Since the 1980s the situation in the civil aviation industry has changed dramatically, and although the government still retains some form of in-direct control over the aviation sector and the ‘former’ national airlines in specific, issues related to economization and efficiency of the business enterprise take primacy in dictating strategic and operational decisions of the airline operators. This shift in the approach to the regulation of the aviation sector around the globe has also greatly influenced issues related to workforce organization in this industry, especially in the Western world.
In this report, the shift in the approach to employee relations will be discussed based on the case of one of world’s biggest airlines – British Airways. A concise environmental analysis will be presented with a special focus on the implications the changing political, economic, industrial, legislative, social and technical conditions had on employee relations. Further indications of the progress within the employee relations strategy that relates to building the ‘new model’ of workplace arrangements concerned with partnership, employee involvement, training and rising skills, will be explored.

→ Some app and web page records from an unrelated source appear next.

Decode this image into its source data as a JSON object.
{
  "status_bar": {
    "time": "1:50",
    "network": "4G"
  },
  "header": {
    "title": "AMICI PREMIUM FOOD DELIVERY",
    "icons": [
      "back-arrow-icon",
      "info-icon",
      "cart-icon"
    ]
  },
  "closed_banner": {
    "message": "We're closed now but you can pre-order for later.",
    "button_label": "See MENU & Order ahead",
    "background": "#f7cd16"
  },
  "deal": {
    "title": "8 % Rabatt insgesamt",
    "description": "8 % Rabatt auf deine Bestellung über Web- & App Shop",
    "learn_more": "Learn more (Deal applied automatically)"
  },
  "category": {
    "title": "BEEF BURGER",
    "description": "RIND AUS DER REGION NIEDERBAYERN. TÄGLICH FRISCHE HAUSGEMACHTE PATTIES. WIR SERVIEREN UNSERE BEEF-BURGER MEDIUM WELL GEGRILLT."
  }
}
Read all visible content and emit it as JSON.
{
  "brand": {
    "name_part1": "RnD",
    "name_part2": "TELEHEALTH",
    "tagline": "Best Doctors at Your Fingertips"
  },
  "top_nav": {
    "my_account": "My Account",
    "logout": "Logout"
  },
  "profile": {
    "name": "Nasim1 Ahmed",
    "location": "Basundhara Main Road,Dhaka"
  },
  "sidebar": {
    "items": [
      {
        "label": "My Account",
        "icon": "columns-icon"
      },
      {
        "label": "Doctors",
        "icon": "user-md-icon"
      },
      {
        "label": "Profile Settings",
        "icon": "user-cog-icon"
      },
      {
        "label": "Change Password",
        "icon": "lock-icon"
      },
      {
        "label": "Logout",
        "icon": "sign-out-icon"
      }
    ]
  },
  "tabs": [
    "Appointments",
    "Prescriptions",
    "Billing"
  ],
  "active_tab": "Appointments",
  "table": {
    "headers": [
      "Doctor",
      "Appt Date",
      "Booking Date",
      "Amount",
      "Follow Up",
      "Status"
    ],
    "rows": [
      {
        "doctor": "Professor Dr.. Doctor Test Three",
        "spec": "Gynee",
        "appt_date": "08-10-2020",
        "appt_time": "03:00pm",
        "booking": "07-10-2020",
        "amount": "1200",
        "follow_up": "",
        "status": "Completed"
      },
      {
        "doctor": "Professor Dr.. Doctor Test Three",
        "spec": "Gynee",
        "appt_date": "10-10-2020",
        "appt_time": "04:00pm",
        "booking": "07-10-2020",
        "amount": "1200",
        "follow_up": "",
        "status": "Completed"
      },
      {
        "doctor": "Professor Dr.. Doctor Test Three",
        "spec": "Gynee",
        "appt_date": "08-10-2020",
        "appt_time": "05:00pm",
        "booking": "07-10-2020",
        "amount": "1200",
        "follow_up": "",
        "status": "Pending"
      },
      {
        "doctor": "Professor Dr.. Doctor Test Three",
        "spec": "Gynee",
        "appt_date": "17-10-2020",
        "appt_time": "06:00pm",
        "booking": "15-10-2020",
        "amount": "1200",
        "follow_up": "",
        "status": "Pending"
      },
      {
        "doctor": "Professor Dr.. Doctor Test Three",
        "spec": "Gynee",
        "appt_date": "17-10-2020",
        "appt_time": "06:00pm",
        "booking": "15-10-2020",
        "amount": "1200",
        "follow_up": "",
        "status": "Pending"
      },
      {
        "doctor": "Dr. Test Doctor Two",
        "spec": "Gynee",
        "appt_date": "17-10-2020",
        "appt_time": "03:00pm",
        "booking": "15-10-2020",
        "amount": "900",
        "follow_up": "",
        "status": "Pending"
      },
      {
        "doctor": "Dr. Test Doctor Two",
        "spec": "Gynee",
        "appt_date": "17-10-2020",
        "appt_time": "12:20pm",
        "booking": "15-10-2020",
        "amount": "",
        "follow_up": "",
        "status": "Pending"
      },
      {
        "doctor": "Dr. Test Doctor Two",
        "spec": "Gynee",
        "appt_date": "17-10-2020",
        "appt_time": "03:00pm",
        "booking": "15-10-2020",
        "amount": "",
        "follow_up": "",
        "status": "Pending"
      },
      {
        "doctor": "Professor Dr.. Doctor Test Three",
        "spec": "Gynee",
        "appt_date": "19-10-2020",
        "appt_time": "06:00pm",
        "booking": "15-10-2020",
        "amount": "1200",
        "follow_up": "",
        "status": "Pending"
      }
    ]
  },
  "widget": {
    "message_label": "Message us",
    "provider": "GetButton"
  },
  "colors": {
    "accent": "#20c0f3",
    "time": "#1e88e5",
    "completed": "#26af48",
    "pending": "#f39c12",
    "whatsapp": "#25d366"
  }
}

2. Environmental Analysis
Various macro- and micro-environmental factors influenced the way British aviation industry and specifically British Airways organizes its business operations nowadays. This in turn has strong implications on the way the company approaches its workforce arrangements. In this section the main environmental forces that are in a continuous state of flux will be presented – political, economic, industrial, legal, social and technological issues (The Times, 2010).
2.1. Political and legal factors
One of the main factors influencing the aviation industry from the political and legal perspective is the development of freedom of movement and trade in the European Union. The opening of new markets within the EU exposed many national carriers to strong competition. This trend has been furthered by the continuous liberalization of the global aviation industry and specifically the recent OpenSkies agreement between EU and the US which allows the national carriers to arrange the Atlantic flights from the airports that are not airlines’ ports of origin. (BATA, 2010).
Latest developments on the British political scene create strong pressure on the costs of operations for all the British carriers. The recently proposed raised taxation will put a huge disadvantage on the British civil aviation industry. The new Government (2010) also introduced policy of blocking airport expansion in the South East of England (McGhie, 2010).
2.2 Economic factors
From the economic perspective there have been few main points of pressure on the strategy of British Airways. The 2008 global recession, the worst economic downturn since 1930s, continuous high unemployment rates, along with the fluctuation of the British Pound continue to...